**Task statement:** Your copy should match the listing word for word, apart from the pictures, which are left out.

-------- Stored data --------

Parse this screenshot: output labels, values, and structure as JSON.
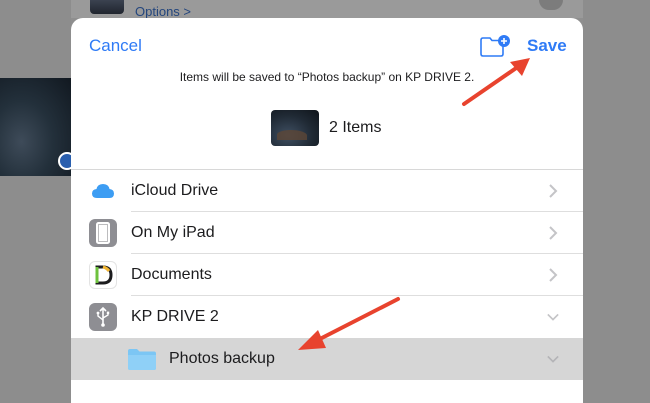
{
  "background": {
    "options_label": "Options >"
  },
  "header": {
    "cancel_label": "Cancel",
    "save_label": "Save",
    "new_folder_icon": "folder-plus-icon"
  },
  "info": {
    "message": "Items will be saved to “Photos backup” on KP DRIVE 2."
  },
  "items": {
    "count_label": "2 Items"
  },
  "locations": [
    {
      "label": "iCloud Drive",
      "icon": "icloud-icon",
      "disclosure": "chevron-right"
    },
    {
      "label": "On My iPad",
      "icon": "ipad-icon",
      "disclosure": "chevron-right"
    },
    {
      "label": "Documents",
      "icon": "documents-app-icon",
      "disclosure": "chevron-right"
    },
    {
      "label": "KP DRIVE 2",
      "icon": "usb-icon",
      "disclosure": "chevron-down"
    },
    {
      "label": "Photos backup",
      "icon": "folder-icon",
      "disclosure": "chevron-down",
      "selected": true
    }
  ],
  "colors": {
    "accent": "#2f7bf6",
    "annotation_arrow": "#e8432e",
    "selected_row": "#d6d6d6",
    "folder": "#7cc6f4"
  }
}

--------

**Finished exercise:**
Parse this screenshot: output labels, values, and structure as JSON.
{
  "background": {
    "options_label": "Options >"
  },
  "header": {
    "cancel_label": "Cancel",
    "save_label": "Save",
    "new_folder_icon": "folder-plus-icon"
  },
  "info": {
    "message": "Items will be saved to “Photos backup” on KP DRIVE 2."
  },
  "items": {
    "count_label": "2 Items"
  },
  "locations": [
    {
      "label": "iCloud Drive",
      "icon": "icloud-icon",
      "disclosure": "chevron-right"
    },
    {
      "label": "On My iPad",
      "icon": "ipad-icon",
      "disclosure": "chevron-right"
    },
    {
      "label": "Documents",
      "icon": "documents-app-icon",
      "disclosure": "chevron-right"
    },
    {
      "label": "KP DRIVE 2",
      "icon": "usb-icon",
      "disclosure": "chevron-down"
    },
    {
      "label": "Photos backup",
      "icon": "folder-icon",
      "disclosure": "chevron-down",
      "selected": true
    }
  ],
  "colors": {
    "accent": "#2f7bf6",
    "annotation_arrow": "#e8432e",
    "selected_row": "#d6d6d6",
    "folder": "#7cc6f4"
  }
}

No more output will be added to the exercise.